It is true some homes occupied by owners are also below par, but it's a much lower proportion and owners have the option to improve their homes.

The $696 billion increase in the value of New Zealand's houses to $821b between 1991-2015 means the 64 per cent of owners who live in their houses also have financial flexibility to improve those houses.

Renters have no access to that wealth creation and are not allowed to put in a ventilation system or insulation in the ceiling.

Those 284,000 renting households formed since 1991 have also had to bounce through many schools and communities and all the roots that build families. Landlords buy and sell properties much more regularly than in other more established rental markets. The average tenancy is 15 months.

But houses owned by families are more than just stable and healthy places to bring up those families. They are also a crucial part of our retirement infrastructure.

The assumption underpinning New Zealand Superannuation is that a retiree will be living in a mortgage-free home by the time he or she stops receiving income from work.

Until now, the flow-on effect of our higher home-ownership rate in the 1970s and 1980s was that households formed 30-45 years ago have been relatively comfortable.

We have had one of the lowest rates of elderly poverty in the world. But that only works when the retiree owns a home.

Johnson's report illustrated the flow-on effects on this retirement system for baby-boomers of the falling home ownership rates from 1991 onwards. He estimated pensioners who have to ask for an accommodation supplement to help pay their rents would triple to 100,000 by 2025. Just imagine the blowout for those born after 1991.

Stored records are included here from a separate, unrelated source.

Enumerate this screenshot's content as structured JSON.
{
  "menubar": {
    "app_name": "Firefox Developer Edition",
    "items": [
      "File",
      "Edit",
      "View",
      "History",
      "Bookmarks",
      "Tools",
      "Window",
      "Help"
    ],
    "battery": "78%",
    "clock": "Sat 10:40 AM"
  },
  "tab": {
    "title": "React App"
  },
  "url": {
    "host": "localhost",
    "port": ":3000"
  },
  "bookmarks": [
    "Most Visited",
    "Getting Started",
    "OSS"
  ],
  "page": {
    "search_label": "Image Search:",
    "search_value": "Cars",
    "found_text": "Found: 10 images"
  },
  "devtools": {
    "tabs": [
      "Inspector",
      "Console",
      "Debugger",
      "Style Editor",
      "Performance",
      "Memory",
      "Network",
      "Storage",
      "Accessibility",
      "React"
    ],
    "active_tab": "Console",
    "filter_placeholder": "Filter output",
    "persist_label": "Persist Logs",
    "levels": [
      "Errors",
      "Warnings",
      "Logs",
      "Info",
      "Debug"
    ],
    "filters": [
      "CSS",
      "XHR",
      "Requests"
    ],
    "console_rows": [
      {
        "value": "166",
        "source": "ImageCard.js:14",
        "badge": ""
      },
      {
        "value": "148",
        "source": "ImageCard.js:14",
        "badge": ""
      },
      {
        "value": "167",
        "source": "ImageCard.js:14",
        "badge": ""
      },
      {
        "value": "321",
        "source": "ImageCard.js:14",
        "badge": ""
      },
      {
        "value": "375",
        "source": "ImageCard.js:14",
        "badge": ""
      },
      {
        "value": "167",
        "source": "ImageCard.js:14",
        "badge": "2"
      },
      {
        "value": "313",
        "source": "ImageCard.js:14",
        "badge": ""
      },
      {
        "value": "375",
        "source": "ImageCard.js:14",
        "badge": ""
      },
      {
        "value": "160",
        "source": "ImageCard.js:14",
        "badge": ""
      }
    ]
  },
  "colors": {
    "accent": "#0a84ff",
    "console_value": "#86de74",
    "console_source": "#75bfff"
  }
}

The Government is already paying $1.2b in accommodation supplements. That is based on 2005 rent levels and the maximum levels for these supplements have not been changed since 2007. The median rent for a three-bedroom house in Avondale has risen from $320 in 2005 to $490.

Johnson called for the accommodation supplement to be reviewed. Understandably, the Government is reluctant, given any increase combined with the rise in the numbers applying for the supplement would add hundreds of millions of dollars to the bill.

It illustrates the scale of the fallout from that collapse in home ownership from 1991. Not only has it handicapped the education, health and productivity of an entire generation of New Zealanders, but it is set to magnify the likely growth in pension and healthcare costs of our ageing population.

New Zealand created "Generation Rent", as aptly described by Shamubeel and Selena Eaqub in their recent book of the same name. It also created Generation Renting Pensioner and Generation Poor Family.